Football clubs and leagues are looking to financial institutions to provide them with the capital they need to recover from the pandemic and for investment purposes. The appeal of funding at governing body and league level is that they are seen by lenders as less risky borrowers than individual clubs.
This week, Spain’s La Liga signed a deal with private equity firm CVC Capital Partners, which provides €2 billion in exchange for 8.2% of the Spanish league’s ‘commercial profits’ – revenue after founding costs of a new business entity – for the next 50 years. Real Madrid and Barcelona, the country’s two biggest clubs, have fiercely opposed the deal.
Bankers say UEFA’s proposal does not involve the sale of shares or a slice of its broadcast revenue.

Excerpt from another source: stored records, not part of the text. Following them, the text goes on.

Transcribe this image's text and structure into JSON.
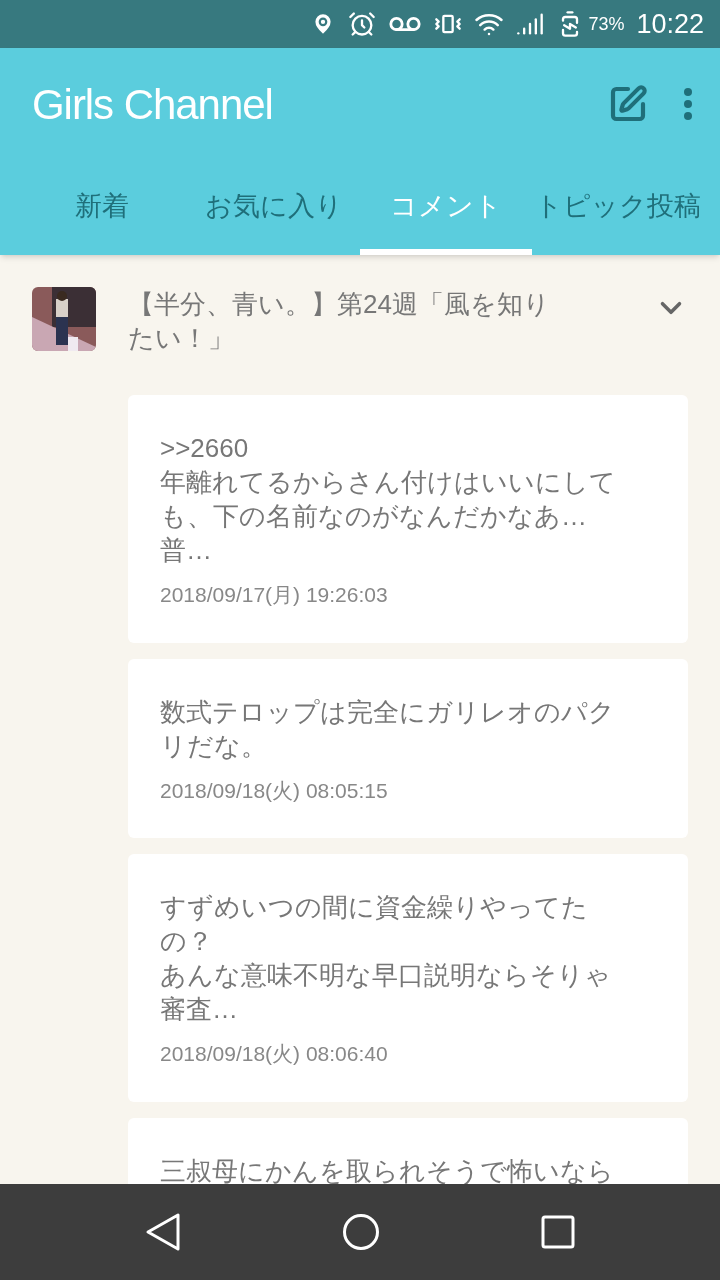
{
  "status_bar": {
    "battery": "73%",
    "time": "10:22"
  },
  "app_bar": {
    "title": "Girls Channel"
  },
  "tabs": [
    {
      "label": "新着",
      "selected": false
    },
    {
      "label": "お気に入り",
      "selected": false
    },
    {
      "label": "コメント",
      "selected": true
    },
    {
      "label": "トピック投稿",
      "selected": false
    }
  ],
  "topic": {
    "title": "【半分、青い。】第24週「風を知りたい！」",
    "expanded": false
  },
  "comments": [
    {
      "lines": [
        ">>2660",
        "年離れてるからさん付けはいいにしても、下の名前なのがなんだかなあ…",
        "普…"
      ],
      "date": "2018/09/17(月) 19:26:03"
    },
    {
      "lines": [
        "数式テロップは完全にガリレオのパクリだな。"
      ],
      "date": "2018/09/18(火) 08:05:15"
    },
    {
      "lines": [
        "すずめいつの間に資金繰りやってたの？",
        "あんな意味不明な早口説明ならそりゃ審査…"
      ],
      "date": "2018/09/18(火) 08:06:40"
    },
    {
      "lines": [
        "三叔母にかんを取られそうで怖いなら"
      ]
    }
  ]
}
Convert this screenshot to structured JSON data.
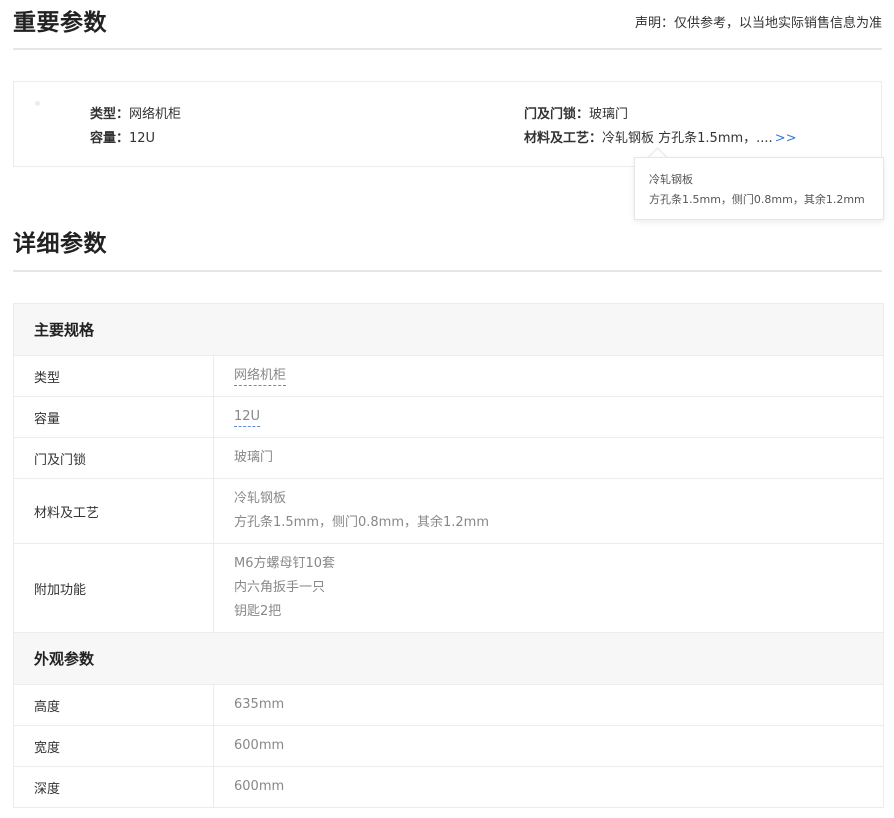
{
  "key_params": {
    "title": "重要参数",
    "disclaimer": "声明：仅供参考，以当地实际销售信息为准",
    "items": [
      {
        "label": "类型：",
        "value": "网络机柜"
      },
      {
        "label": "容量：",
        "value": "12U"
      },
      {
        "label": "门及门锁：",
        "value": "玻璃门"
      },
      {
        "label": "材料及工艺：",
        "value": "冷轧钢板 方孔条1.5mm，...."
      }
    ],
    "more_link": ">>"
  },
  "tooltip": {
    "line1": "冷轧钢板",
    "line2": "方孔条1.5mm，侧门0.8mm，其余1.2mm"
  },
  "detail": {
    "title": "详细参数",
    "sections": [
      {
        "name": "主要规格",
        "rows": [
          {
            "key": "类型",
            "values": [
              "网络机柜"
            ]
          },
          {
            "key": "容量",
            "values": [
              "12U"
            ]
          },
          {
            "key": "门及门锁",
            "values": [
              "玻璃门"
            ]
          },
          {
            "key": "材料及工艺",
            "values": [
              "冷轧钢板",
              "方孔条1.5mm，侧门0.8mm，其余1.2mm"
            ]
          },
          {
            "key": "附加功能",
            "values": [
              "M6方螺母钉10套",
              "内六角扳手一只",
              "钥匙2把"
            ]
          }
        ]
      },
      {
        "name": "外观参数",
        "rows": [
          {
            "key": "高度",
            "values": [
              "635mm"
            ]
          },
          {
            "key": "宽度",
            "values": [
              "600mm"
            ]
          },
          {
            "key": "深度",
            "values": [
              "600mm"
            ]
          }
        ]
      }
    ]
  }
}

Instead, the project involves debt, which will be secured by the governing body’s broadcast rights for its club competitions. Clubs that play in the Champions League, Europa League or other UEFA competitions should be eligible for the scheme.